[Interface dataset entries]
◆ ◆ ◆ ◆

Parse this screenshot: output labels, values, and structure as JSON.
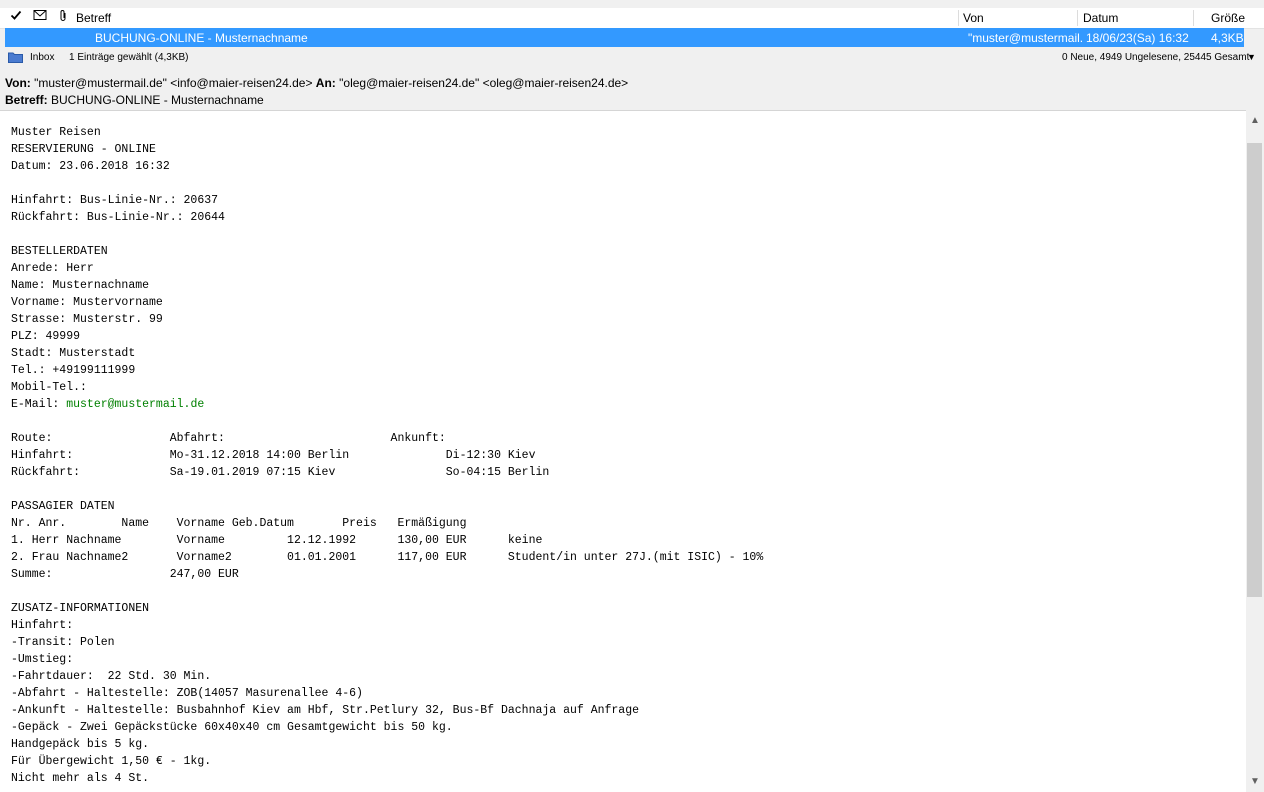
{
  "list_header": {
    "subject_col": "Betreff",
    "from_col": "Von",
    "date_col": "Datum",
    "size_col": "Größe"
  },
  "selected_message": {
    "subject": "BUCHUNG-ONLINE - Musternachname",
    "from": "\"muster@mustermail.",
    "date": "18/06/23(Sa) 16:32",
    "size": "4,3KB"
  },
  "status_bar": {
    "folder": "Inbox",
    "selection": "1 Einträge gewählt (4,3KB)",
    "counts": "0 Neue, 4949 Ungelesene, 25445 Gesamt"
  },
  "header": {
    "from_label": "Von:",
    "from_value": "\"muster@mustermail.de\" <info@maier-reisen24.de>",
    "to_label": "An:",
    "to_value": "\"oleg@maier-reisen24.de\" <oleg@maier-reisen24.de>",
    "subject_label": "Betreff:",
    "subject_value": "BUCHUNG-ONLINE - Musternachname"
  },
  "body_lines": [
    "Muster Reisen",
    "RESERVIERUNG - ONLINE",
    "Datum: 23.06.2018 16:32",
    "",
    "Hinfahrt: Bus-Linie-Nr.: 20637",
    "Rückfahrt: Bus-Linie-Nr.: 20644",
    "",
    "BESTELLERDATEN",
    "Anrede: Herr",
    "Name: Musternachname",
    "Vorname: Mustervorname",
    "Strasse: Musterstr. 99",
    "PLZ: 49999",
    "Stadt: Musterstadt",
    "Tel.: +49199111999",
    "Mobil-Tel.:",
    "E-Mail: ",
    "",
    "Route:                 Abfahrt:                        Ankunft:",
    "Hinfahrt:              Mo-31.12.2018 14:00 Berlin              Di-12:30 Kiev",
    "Rückfahrt:             Sa-19.01.2019 07:15 Kiev                So-04:15 Berlin",
    "",
    "PASSAGIER DATEN",
    "Nr. Anr.        Name    Vorname Geb.Datum       Preis   Ermäßigung",
    "1. Herr Nachname        Vorname         12.12.1992      130,00 EUR      keine",
    "2. Frau Nachname2       Vorname2        01.01.2001      117,00 EUR      Student/in unter 27J.(mit ISIC) - 10%",
    "Summe:                 247,00 EUR",
    "",
    "ZUSATZ-INFORMATIONEN",
    "Hinfahrt:",
    "-Transit: Polen",
    "-Umstieg:",
    "-Fahrtdauer:  22 Std. 30 Min.",
    "-Abfahrt - Haltestelle: ZOB(14057 Masurenallee 4-6)",
    "-Ankunft - Haltestelle: Busbahnhof Kiev am Hbf, Str.Petlury 32, Bus-Bf Dachnaja auf Anfrage",
    "-Gepäck - Zwei Gepäckstücke 60x40x40 cm Gesamtgewicht bis 50 kg.",
    "Handgepäck bis 5 kg.",
    "Für Übergewicht 1,50 € - 1kg.",
    "Nicht mehr als 4 St."
  ],
  "email_link": "muster@mustermail.de",
  "colors": {
    "selection": "#3399ff",
    "link": "#008000"
  }
}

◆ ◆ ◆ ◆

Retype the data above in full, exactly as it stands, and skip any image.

Parse this screenshot: output labels, values, and structure as JSON.
{
  "list_header": {
    "subject_col": "Betreff",
    "from_col": "Von",
    "date_col": "Datum",
    "size_col": "Größe"
  },
  "selected_message": {
    "subject": "BUCHUNG-ONLINE - Musternachname",
    "from": "\"muster@mustermail.",
    "date": "18/06/23(Sa) 16:32",
    "size": "4,3KB"
  },
  "status_bar": {
    "folder": "Inbox",
    "selection": "1 Einträge gewählt (4,3KB)",
    "counts": "0 Neue, 4949 Ungelesene, 25445 Gesamt"
  },
  "header": {
    "from_label": "Von:",
    "from_value": "\"muster@mustermail.de\" <info@maier-reisen24.de>",
    "to_label": "An:",
    "to_value": "\"oleg@maier-reisen24.de\" <oleg@maier-reisen24.de>",
    "subject_label": "Betreff:",
    "subject_value": "BUCHUNG-ONLINE - Musternachname"
  },
  "body_lines": [
    "Muster Reisen",
    "RESERVIERUNG - ONLINE",
    "Datum: 23.06.2018 16:32",
    "",
    "Hinfahrt: Bus-Linie-Nr.: 20637",
    "Rückfahrt: Bus-Linie-Nr.: 20644",
    "",
    "BESTELLERDATEN",
    "Anrede: Herr",
    "Name: Musternachname",
    "Vorname: Mustervorname",
    "Strasse: Musterstr. 99",
    "PLZ: 49999",
    "Stadt: Musterstadt",
    "Tel.: +49199111999",
    "Mobil-Tel.:",
    "E-Mail: ",
    "",
    "Route:                 Abfahrt:                        Ankunft:",
    "Hinfahrt:              Mo-31.12.2018 14:00 Berlin              Di-12:30 Kiev",
    "Rückfahrt:             Sa-19.01.2019 07:15 Kiev                So-04:15 Berlin",
    "",
    "PASSAGIER DATEN",
    "Nr. Anr.        Name    Vorname Geb.Datum       Preis   Ermäßigung",
    "1. Herr Nachname        Vorname         12.12.1992      130,00 EUR      keine",
    "2. Frau Nachname2       Vorname2        01.01.2001      117,00 EUR      Student/in unter 27J.(mit ISIC) - 10%",
    "Summe:                 247,00 EUR",
    "",
    "ZUSATZ-INFORMATIONEN",
    "Hinfahrt:",
    "-Transit: Polen",
    "-Umstieg:",
    "-Fahrtdauer:  22 Std. 30 Min.",
    "-Abfahrt - Haltestelle: ZOB(14057 Masurenallee 4-6)",
    "-Ankunft - Haltestelle: Busbahnhof Kiev am Hbf, Str.Petlury 32, Bus-Bf Dachnaja auf Anfrage",
    "-Gepäck - Zwei Gepäckstücke 60x40x40 cm Gesamtgewicht bis 50 kg.",
    "Handgepäck bis 5 kg.",
    "Für Übergewicht 1,50 € - 1kg.",
    "Nicht mehr als 4 St."
  ],
  "email_link": "muster@mustermail.de",
  "colors": {
    "selection": "#3399ff",
    "link": "#008000"
  }
}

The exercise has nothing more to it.